A Brampton senior is hailed a hero after saving the life of a drowning toddler. The 69-year-old woman was out for a walk at Chinguacousy Park in mid-June when she spotted a lifeless child floating face down in a pond. The woman quickly waded into the muddy water and grabbed the girl by her jeans, pulling her to safety. The girl started coughing and spitting up water, and though the woman knew CPR, thankfully she did not need to use it.
This situation is a reminder that all adults play a role in keeping children in our communities safe. We all need to watch out for children and learn what to do in an emergency. It really does take a village to keep kids safe and this bystander was proof of that by taking quick action and knowing what to do.
It just takes a second to lose sight of a toddler who can easily wander off into a dangerous situation. Water is one of those dangerous situations and drowning is very quick and often silent. Children should be actively supervised at all times, but parents and babysitters can unintentionally lose sight of a child when distracted by a number of things, including tending to other children. All adults in the community can be that extra set of eyes that help keep our kids safe around water and free from harm.
According to the Canadian Red Cross, the vast majority of water-related deaths involving young children had an absence of effective adult supervision. Children are naturally curious around water. They can enter a body of water to play or fall unexpectedly into water. Every year, dozens of fatalities result from unexpected falls at waterfronts and pools. The Red Cross says that 21% of fatalities involved children aged one to four years and most were the result of an unexpected fall into water. Whether in a pool, bathtub, or at the beach, children should always be actively supervised around water – even if they can swim. A small child can disappear in seconds and drown in only a few centimetres of water – just enough water to cover their nose.
What can people do to keep children safe around water?
- Supervise children in, on and around water at all times.
- Designated one adult swimmer to watch children in water at all times.
- Be within arm’s reach of a young children in and around water.
- Avoid distractions and alcohol while engaging in activities around the water.
- Learn water safety skills and how to swim.
- Learn bystander CPR and emergency first aid.
- Keep areas around backyard pools and decks free of toys and other tripping hazards.
- Ensure children wear a lifejacket or PFD while boating.
- Enroll children from a young age in swimming lessons.
- Ensure home pools meet municipal requirements for fencing and self-closing and self-latching gates.
Canada is a wonderful, caring country filled with strong and safe communities, where attentive people help their neighbours and watch out for each another.
About Velma Ganassini

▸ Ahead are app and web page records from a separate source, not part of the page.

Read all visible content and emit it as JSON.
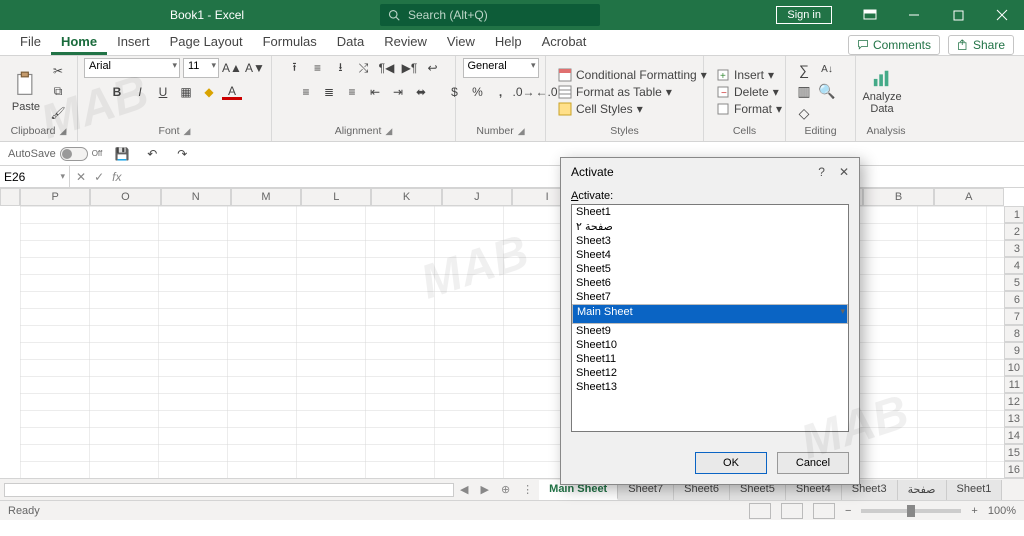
{
  "title": "Book1  -  Excel",
  "search_placeholder": "Search (Alt+Q)",
  "signin": "Sign in",
  "menu": [
    "File",
    "Home",
    "Insert",
    "Page Layout",
    "Formulas",
    "Data",
    "Review",
    "View",
    "Help",
    "Acrobat"
  ],
  "active_menu": 1,
  "comments_btn": "Comments",
  "share_btn": "Share",
  "ribbon": {
    "clipboard": {
      "paste": "Paste",
      "label": "Clipboard"
    },
    "font": {
      "name": "Arial",
      "size": "11",
      "label": "Font"
    },
    "alignment": {
      "label": "Alignment"
    },
    "number": {
      "format": "General",
      "label": "Number"
    },
    "styles": {
      "cond": "Conditional Formatting",
      "table": "Format as Table",
      "cell": "Cell Styles",
      "label": "Styles"
    },
    "cells": {
      "insert": "Insert",
      "delete": "Delete",
      "format": "Format",
      "label": "Cells"
    },
    "editing": {
      "label": "Editing"
    },
    "analysis": {
      "btn": "Analyze\nData",
      "label": "Analysis"
    }
  },
  "autosave": "AutoSave",
  "autosave_state": "Off",
  "namebox": "E26",
  "columns": [
    "P",
    "O",
    "N",
    "M",
    "L",
    "K",
    "J",
    "I",
    "H",
    "",
    "",
    "",
    "B",
    "A"
  ],
  "row_count": 16,
  "sheet_tabs": [
    "Main Sheet",
    "Sheet7",
    "Sheet6",
    "Sheet5",
    "Sheet4",
    "Sheet3",
    "صفحة",
    "Sheet1"
  ],
  "active_sheet": 0,
  "status": "Ready",
  "zoom": "100%",
  "dialog": {
    "title": "Activate",
    "label": "Activate:",
    "items": [
      "Sheet1",
      "صفحة ٢",
      "Sheet3",
      "Sheet4",
      "Sheet5",
      "Sheet6",
      "Sheet7",
      "Main Sheet",
      "Sheet9",
      "Sheet10",
      "Sheet11",
      "Sheet12",
      "Sheet13"
    ],
    "selected": 7,
    "ok": "OK",
    "cancel": "Cancel"
  }
}
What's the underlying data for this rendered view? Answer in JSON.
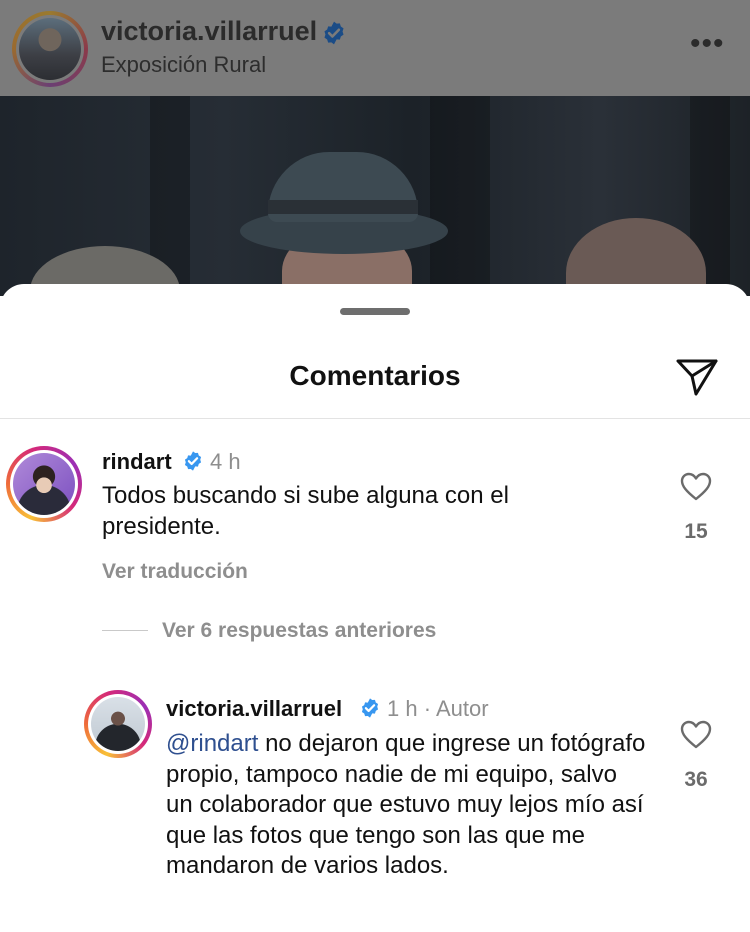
{
  "post": {
    "username": "victoria.villarruel",
    "location": "Exposición Rural",
    "more_icon": "more-horizontal-icon"
  },
  "comments_sheet": {
    "title": "Comentarios",
    "share_icon": "paper-plane-icon",
    "comments": [
      {
        "username": "rindart",
        "verified": true,
        "time": "4 h",
        "text": "Todos buscando si sube alguna con el presidente.",
        "translate_label": "Ver traducción",
        "likes": "15"
      }
    ],
    "view_replies_label": "Ver 6 respuestas anteriores",
    "reply": {
      "username": "victoria.villarruel",
      "verified": true,
      "time": "1 h",
      "author_label": "Autor",
      "mention": "@rindart",
      "text": "no dejaron que ingrese un fotógrafo propio, tampoco nadie de mi equipo, salvo un colaborador que estuvo muy lejos mío así que las fotos que tengo son las que me mandaron de varios lados.",
      "likes": "36"
    }
  },
  "colors": {
    "verified_blue": "#3897f0",
    "mention_blue": "#2e4f8f",
    "muted_text": "#8e8e8e",
    "overlay_gray": "#7b7b7b"
  }
}
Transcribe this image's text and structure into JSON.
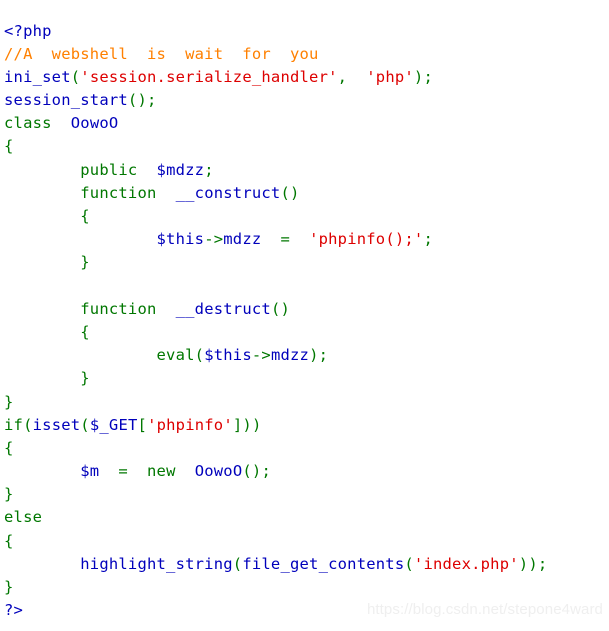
{
  "page": {
    "title": "PHP source highlighted output",
    "background_color": "#ffffff"
  },
  "palette": {
    "default": "#0000BB",
    "keyword": "#007700",
    "string": "#DD0000",
    "comment": "#FF8000",
    "variable": "#0000BB"
  },
  "code": {
    "language": "php",
    "lines": [
      "<?php",
      "//A  webshell  is  wait  for  you",
      "ini_set('session.serialize_handler',  'php');",
      "session_start();",
      "class  OowoO",
      "{",
      "        public  $mdzz;",
      "        function  __construct()",
      "        {",
      "                $this->mdzz  =  'phpinfo();';",
      "        }",
      "",
      "        function  __destruct()",
      "        {",
      "                eval($this->mdzz);",
      "        }",
      "}",
      "if(isset($_GET['phpinfo']))",
      "{",
      "        $m  =  new  OowoO();",
      "}",
      "else",
      "{",
      "        highlight_string(file_get_contents('index.php'));",
      "}",
      "?>"
    ],
    "plain_text": "<?php\n//A  webshell  is  wait  for  you\nini_set('session.serialize_handler',  'php');\nsession_start();\nclass  OowoO\n{\n        public  $mdzz;\n        function  __construct()\n        {\n                $this->mdzz  =  'phpinfo();';\n        }\n\n        function  __destruct()\n        {\n                eval($this->mdzz);\n        }\n}\nif(isset($_GET['phpinfo']))\n{\n        $m  =  new  OowoO();\n}\nelse\n{\n        highlight_string(file_get_contents('index.php'));\n}\n?>"
  },
  "tokens": {
    "l1_php_open": "<?php",
    "l2_comment": "//A  webshell  is  wait  for  you",
    "l3_fn": "ini_set",
    "l3_paren_open": "(",
    "l3_str1": "'session.serialize_handler'",
    "l3_comma": ",  ",
    "l3_str2": "'php'",
    "l3_paren_close": ");",
    "l4_fn": "session_start",
    "l4_paren": "();",
    "l5_kw": "class",
    "l5_space": "  ",
    "l5_name": "OowoO",
    "l6_brace": "{",
    "l7_indent": "        ",
    "l7_kw": "public",
    "l7_space": "  ",
    "l7_var": "$mdzz",
    "l7_semi": ";",
    "l8_indent": "        ",
    "l8_kw": "function",
    "l8_space": "  ",
    "l8_name": "__construct",
    "l8_paren": "()",
    "l9_indent": "        ",
    "l9_brace": "{",
    "l10_indent": "                ",
    "l10_var": "$this",
    "l10_arrow": "->",
    "l10_prop": "mdzz",
    "l10_eq": "  =  ",
    "l10_str": "'phpinfo();'",
    "l10_semi": ";",
    "l11_indent": "        ",
    "l11_brace": "}",
    "l13_indent": "        ",
    "l13_kw": "function",
    "l13_space": "  ",
    "l13_name": "__destruct",
    "l13_paren": "()",
    "l14_indent": "        ",
    "l14_brace": "{",
    "l15_indent": "                ",
    "l15_kw": "eval",
    "l15_paren_open": "(",
    "l15_var": "$this",
    "l15_arrow": "->",
    "l15_prop": "mdzz",
    "l15_paren_close": ");",
    "l16_indent": "        ",
    "l16_brace": "}",
    "l17_brace": "}",
    "l18_kw": "if",
    "l18_paren_open": "(",
    "l18_fn": "isset",
    "l18_paren2": "(",
    "l18_var": "$_GET",
    "l18_brk_open": "[",
    "l18_str": "'phpinfo'",
    "l18_brk_close": "]",
    "l18_paren_close": "))",
    "l19_brace": "{",
    "l20_indent": "        ",
    "l20_var": "$m",
    "l20_eq": "  =  ",
    "l20_new": "new",
    "l20_space": "  ",
    "l20_name": "OowoO",
    "l20_paren": "();",
    "l21_brace": "}",
    "l22_kw": "else",
    "l23_brace": "{",
    "l24_indent": "        ",
    "l24_fn1": "highlight_string",
    "l24_paren_open": "(",
    "l24_fn2": "file_get_contents",
    "l24_paren2": "(",
    "l24_str": "'index.php'",
    "l24_paren_close": "));",
    "l25_brace": "}",
    "l26_php_close": "?>"
  },
  "watermark": {
    "text": "https://blog.csdn.net/stepone4ward",
    "color": "#efefef"
  }
}
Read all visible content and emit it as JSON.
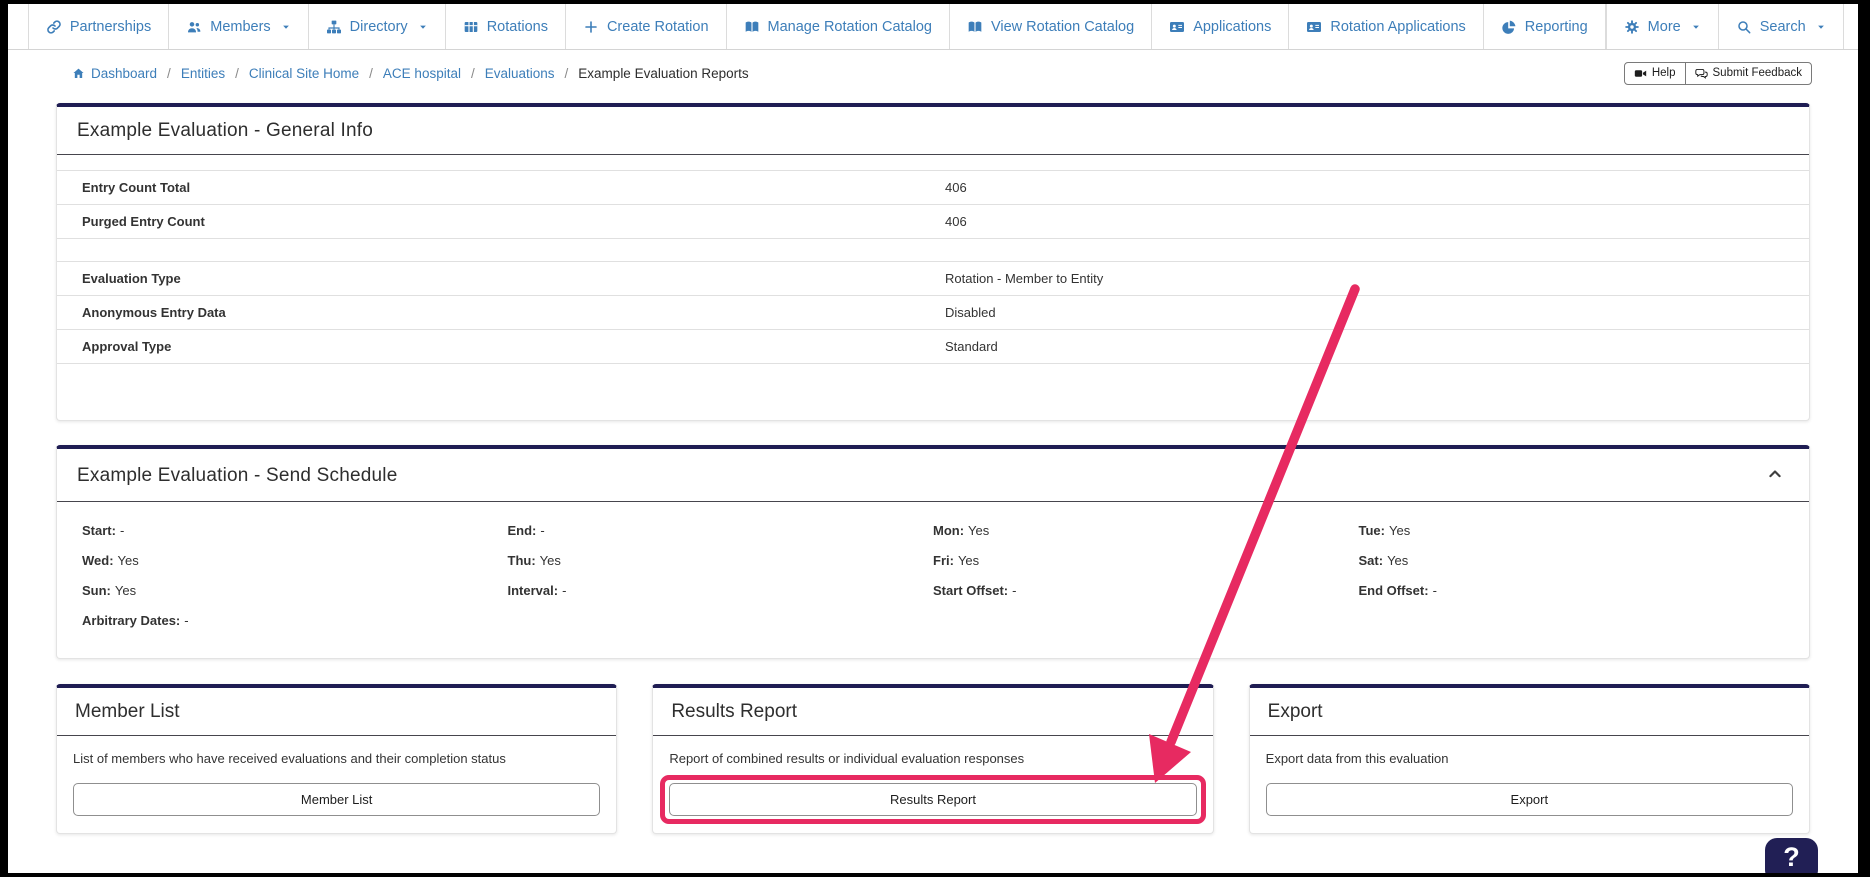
{
  "nav": {
    "items": [
      {
        "label": "Partnerships",
        "icon": "link-icon"
      },
      {
        "label": "Members",
        "icon": "users-icon",
        "caret": true
      },
      {
        "label": "Directory",
        "icon": "sitemap-icon",
        "caret": true
      },
      {
        "label": "Rotations",
        "icon": "table-icon"
      },
      {
        "label": "Create Rotation",
        "icon": "plus-icon"
      },
      {
        "label": "Manage Rotation Catalog",
        "icon": "book-icon"
      },
      {
        "label": "View Rotation Catalog",
        "icon": "book-icon"
      },
      {
        "label": "Applications",
        "icon": "id-card-icon"
      },
      {
        "label": "Rotation Applications",
        "icon": "id-card-icon"
      },
      {
        "label": "Reporting",
        "icon": "pie-chart-icon"
      }
    ],
    "right_items": [
      {
        "label": "More",
        "icon": "gear-icon",
        "caret": true
      },
      {
        "label": "Search",
        "icon": "search-icon",
        "caret": true
      }
    ]
  },
  "breadcrumb": {
    "separator": "/",
    "items": [
      {
        "label": "Dashboard"
      },
      {
        "label": "Entities"
      },
      {
        "label": "Clinical Site Home"
      },
      {
        "label": "ACE hospital"
      },
      {
        "label": "Evaluations"
      },
      {
        "label": "Example Evaluation Reports"
      }
    ]
  },
  "header_actions": {
    "help": "Help",
    "submit_feedback": "Submit Feedback"
  },
  "general_info": {
    "title": "Example Evaluation - General Info",
    "rows_a": [
      {
        "label": "Entry Count Total",
        "value": "406"
      },
      {
        "label": "Purged Entry Count",
        "value": "406"
      }
    ],
    "rows_b": [
      {
        "label": "Evaluation Type",
        "value": "Rotation - Member to Entity"
      },
      {
        "label": "Anonymous Entry Data",
        "value": "Disabled"
      },
      {
        "label": "Approval Type",
        "value": "Standard"
      }
    ]
  },
  "send_schedule": {
    "title": "Example Evaluation - Send Schedule",
    "fields": [
      {
        "label": "Start:",
        "value": "-"
      },
      {
        "label": "End:",
        "value": "-"
      },
      {
        "label": "Mon:",
        "value": "Yes"
      },
      {
        "label": "Tue:",
        "value": "Yes"
      },
      {
        "label": "Wed:",
        "value": "Yes"
      },
      {
        "label": "Thu:",
        "value": "Yes"
      },
      {
        "label": "Fri:",
        "value": "Yes"
      },
      {
        "label": "Sat:",
        "value": "Yes"
      },
      {
        "label": "Sun:",
        "value": "Yes"
      },
      {
        "label": "Interval:",
        "value": "-"
      },
      {
        "label": "Start Offset:",
        "value": "-"
      },
      {
        "label": "End Offset:",
        "value": "-"
      },
      {
        "label": "Arbitrary Dates:",
        "value": "-"
      }
    ]
  },
  "cards": [
    {
      "title": "Member List",
      "description": "List of members who have received evaluations and their completion status",
      "button": "Member List"
    },
    {
      "title": "Results Report",
      "description": "Report of combined results or individual evaluation responses",
      "button": "Results Report",
      "highlighted": true
    },
    {
      "title": "Export",
      "description": "Export data from this evaluation",
      "button": "Export"
    }
  ],
  "help_widget": {
    "label": "?"
  },
  "colors": {
    "navy": "#1f1d53",
    "annotation_pink": "#e72a61",
    "link_blue": "#3d7eb9"
  }
}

Velma Ganassini is the mother of 3 terrific boys, founder of the multi-award winning SOS First Aid and Safety Training, co-founder of SOS 4 Kids Inc (www.sosfirstaid.ca) and co-author of Home Alone Safety for kids. She is dedicated to making injury prevention information more interesting and engaging for children and adults. Follow Velma on Twitter @sosforkids.